un·can·ny val·ley: “used in reference to the phenomenon whereby a computer-generated figure or humanoid robot bearing a near-identical resemblance to a human being arouses a sense of unease or revulsion in the person viewing it.”
If you have not already heard, the first robot ever gained citizenship in Saudi Arabia just a few months ago. However, what does a citizen robot really mean for our present and our future? Is Sophia, the technological wonder’s name, truly “conscious”, entitled to citizenship, or even a true artificial intelligence (AI)?
First off, there are some technical fouls on Sophia’s part. She is not a true example of artificial intelligence. Unfortunately, there is a misunderstanding in the public of what exactly AI is.
Perhaps best surmised by Kriti Sharma at Fortune Magazine, “The fundamental—and commonly sensationalized—question of whether robots can be human also misses a crucial point. It’s not about whether AI can help robots become human. Robots should not pretend to be human at all. AI can help people solve human problems without assuming a sentient role in society. People building AI can help fellow humans by focusing on problem-solving and enhancing productivity.”
AI is not a robot that asks you how your day is, play games or tell jokes with you. AI is an “emerging technology” that “solves human problems like complex health care and transportation issues, and business problems like boosting productivity and filling gaps in technical expertise across disciplines.” (Sharma, 2017) It is not something out of science fiction. AI is a technology that works in both small and large ways to help us carry out to operations of daily life. Often times, AI is subtle – a technology created by humans to improve human life; not mirror it.
What Sophia is is a humanoid robot that leverages the public’s misunderstanding. She uses the idea of the uncanny valley to inadvertently harm the public opinion of AI.

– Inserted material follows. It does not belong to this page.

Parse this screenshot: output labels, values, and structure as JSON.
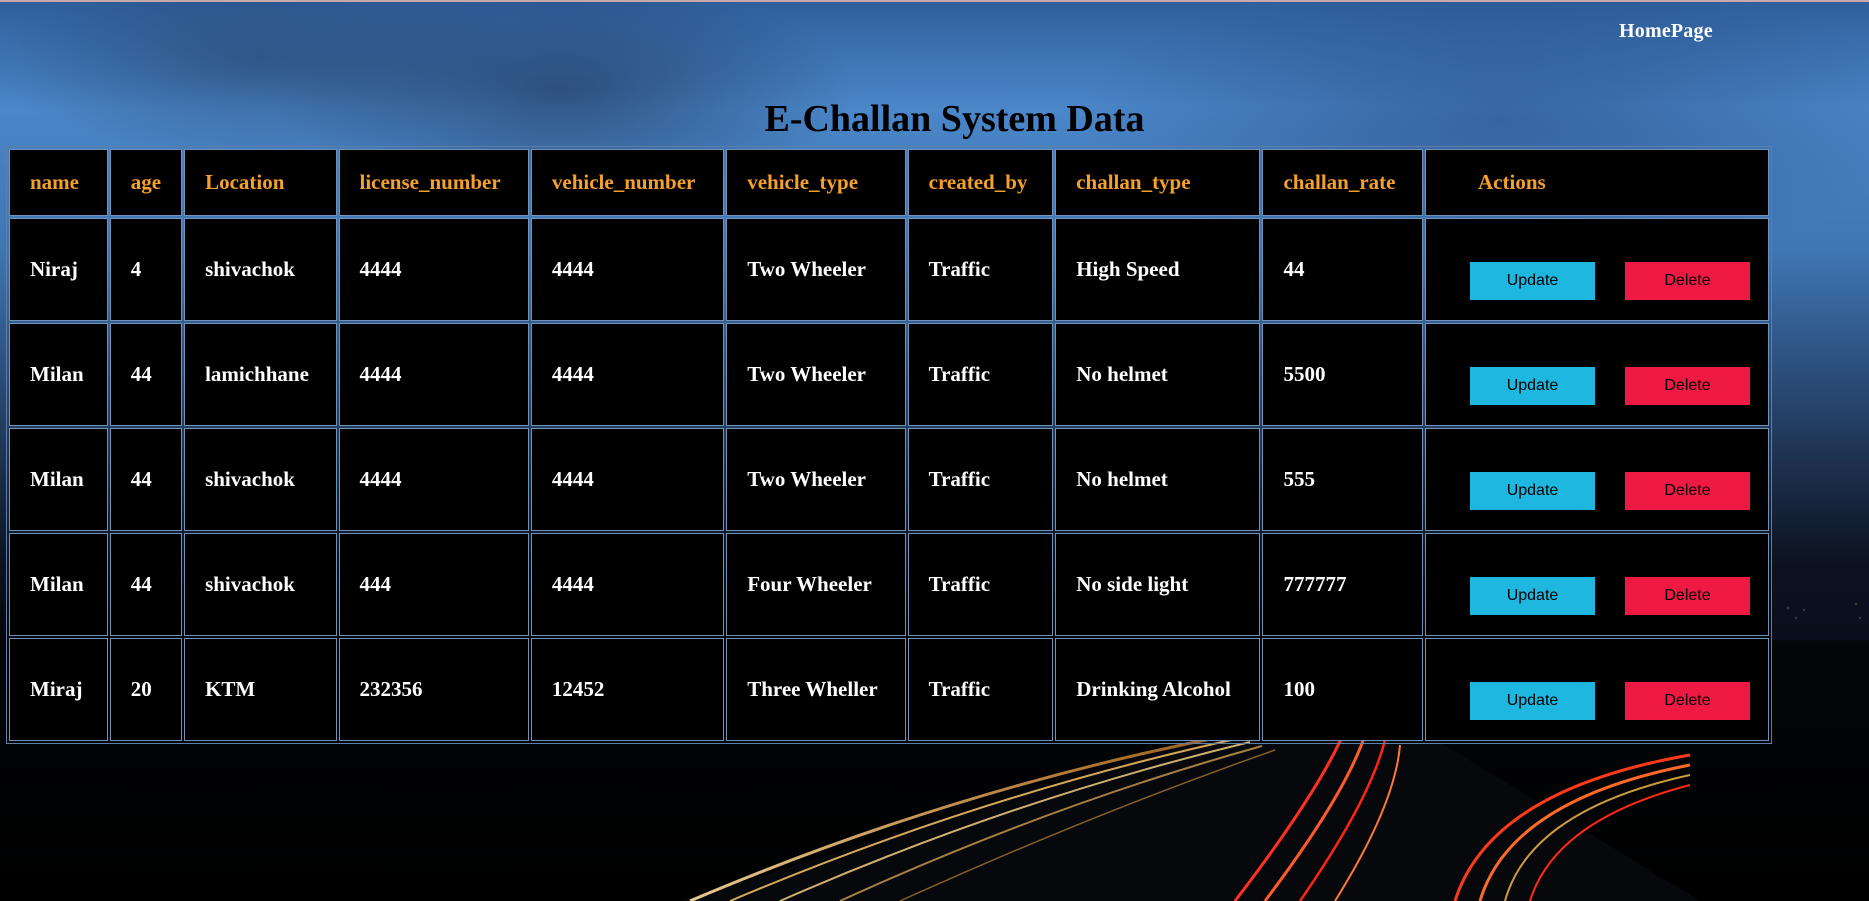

“Using AI and robots to sensationalize the human experience and scaremonger society into believing a robot takeover is an inevitable future makes life harder for everyone. For consumers, it prevents people from truly embracing the increasingly personalized benefits AI can offer to their daily lives.” (Sharma, 2017)
In all reality, Sophia is more art piece than AI. She represents and promotes a sentiment of distant curiosity and uninformed intimacy the public has begun to form with science, but specifically, with AI. “AI helps us save lives, streamline information, and guide and assist our decisions in various ways.” (Sharma, 2017)
Once again, for many, the name “artificial intelligence” does not help with accurate appreciations either. It is not so much about creating a “new” intelligence separate from our own; AI helps us to reach and push our intelligence. AI does learn but not necessarily learn how to be human. AI gives us the ability to make better choices as humans by aiding in our decisions.
There is a question of ethics with self-learning technologies (how do we control for autonomy and accountability to be had when using AI in private and public sectors). However, Sophia is not helping these discussions. She is rather promoting gendering in a genderless technology, she is building hype on technology (social robotics) that does not necessarily assist people, and she is, ultimately, making some people even more unclear and uneasy about AI.
Despite all this, the amazingness that is AI is undeniable. AI is the next frontier to human knowledge. So, why not learn it today (artificial intelligence class) as well as learn the other skills and topics necessary to navigate an increasingly technology-driven world. (more thought-provoking classes).
The goal of the forthcoming generation should not be just to create near human intelligence but how we can use technology to aid and understand our own.
Computational Thinkers is the place to finally gain an understanding of the uncanny valley and its contents.